**WHAT YOU WILL DO:** Work out how many lines below contain the word "image", then give that number alone.

(Interface dataset entries)
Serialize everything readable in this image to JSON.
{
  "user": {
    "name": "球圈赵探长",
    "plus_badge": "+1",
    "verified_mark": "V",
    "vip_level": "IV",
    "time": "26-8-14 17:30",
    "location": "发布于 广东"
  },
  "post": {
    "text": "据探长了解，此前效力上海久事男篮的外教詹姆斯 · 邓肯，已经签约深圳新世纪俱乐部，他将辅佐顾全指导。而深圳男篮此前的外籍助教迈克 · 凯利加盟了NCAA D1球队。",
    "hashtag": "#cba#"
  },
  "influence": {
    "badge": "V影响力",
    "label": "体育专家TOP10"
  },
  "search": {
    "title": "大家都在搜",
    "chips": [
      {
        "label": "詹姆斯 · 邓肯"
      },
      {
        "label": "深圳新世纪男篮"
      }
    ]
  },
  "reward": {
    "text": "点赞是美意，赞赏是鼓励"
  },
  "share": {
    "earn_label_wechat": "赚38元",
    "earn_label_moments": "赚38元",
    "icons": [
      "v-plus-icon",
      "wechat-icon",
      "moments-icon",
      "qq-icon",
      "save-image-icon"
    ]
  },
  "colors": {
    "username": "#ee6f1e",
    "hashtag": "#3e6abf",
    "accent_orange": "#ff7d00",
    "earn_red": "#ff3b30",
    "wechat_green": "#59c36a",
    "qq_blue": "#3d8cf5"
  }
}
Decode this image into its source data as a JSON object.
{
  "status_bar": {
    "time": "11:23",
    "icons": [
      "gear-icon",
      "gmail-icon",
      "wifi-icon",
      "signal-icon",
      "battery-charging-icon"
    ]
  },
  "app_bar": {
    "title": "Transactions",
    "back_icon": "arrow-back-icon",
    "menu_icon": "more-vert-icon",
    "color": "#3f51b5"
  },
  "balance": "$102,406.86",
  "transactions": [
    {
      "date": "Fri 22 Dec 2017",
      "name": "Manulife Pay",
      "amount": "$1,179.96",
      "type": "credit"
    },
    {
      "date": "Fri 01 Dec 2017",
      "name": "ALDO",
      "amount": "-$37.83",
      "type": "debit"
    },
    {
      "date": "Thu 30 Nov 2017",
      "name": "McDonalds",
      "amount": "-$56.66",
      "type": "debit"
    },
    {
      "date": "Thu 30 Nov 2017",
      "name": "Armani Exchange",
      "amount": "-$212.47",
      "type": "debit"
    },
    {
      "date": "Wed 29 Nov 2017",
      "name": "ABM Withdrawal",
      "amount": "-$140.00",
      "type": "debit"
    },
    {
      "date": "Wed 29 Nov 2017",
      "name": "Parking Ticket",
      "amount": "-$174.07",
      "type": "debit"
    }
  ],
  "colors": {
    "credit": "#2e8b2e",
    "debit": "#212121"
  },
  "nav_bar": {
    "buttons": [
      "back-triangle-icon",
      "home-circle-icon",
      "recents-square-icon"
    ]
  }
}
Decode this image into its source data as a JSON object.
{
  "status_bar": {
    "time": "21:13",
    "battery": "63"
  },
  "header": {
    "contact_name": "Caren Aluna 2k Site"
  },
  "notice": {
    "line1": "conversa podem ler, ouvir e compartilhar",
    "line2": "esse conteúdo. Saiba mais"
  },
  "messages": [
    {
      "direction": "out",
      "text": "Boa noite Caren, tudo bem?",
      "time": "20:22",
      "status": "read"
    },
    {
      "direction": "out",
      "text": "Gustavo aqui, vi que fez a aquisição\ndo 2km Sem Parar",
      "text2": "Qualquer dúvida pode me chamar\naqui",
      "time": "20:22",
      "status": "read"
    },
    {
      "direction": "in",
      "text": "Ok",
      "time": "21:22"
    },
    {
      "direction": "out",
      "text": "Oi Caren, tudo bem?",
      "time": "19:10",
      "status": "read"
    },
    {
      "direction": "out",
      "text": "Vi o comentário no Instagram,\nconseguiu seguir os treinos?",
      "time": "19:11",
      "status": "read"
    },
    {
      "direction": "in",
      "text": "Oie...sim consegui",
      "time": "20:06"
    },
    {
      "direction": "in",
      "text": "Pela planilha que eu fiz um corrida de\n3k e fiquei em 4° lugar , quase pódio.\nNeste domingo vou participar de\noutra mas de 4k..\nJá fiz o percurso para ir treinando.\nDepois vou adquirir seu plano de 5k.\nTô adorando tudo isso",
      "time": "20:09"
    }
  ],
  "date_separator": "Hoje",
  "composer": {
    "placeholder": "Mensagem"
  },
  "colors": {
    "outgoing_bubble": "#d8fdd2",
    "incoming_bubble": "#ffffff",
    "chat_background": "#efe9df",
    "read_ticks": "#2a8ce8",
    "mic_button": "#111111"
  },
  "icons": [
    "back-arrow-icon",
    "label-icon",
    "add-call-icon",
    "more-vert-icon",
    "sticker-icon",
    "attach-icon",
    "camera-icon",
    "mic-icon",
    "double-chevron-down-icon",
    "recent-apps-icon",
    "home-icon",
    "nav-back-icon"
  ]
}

**EXERCISE OUTPUT:** 4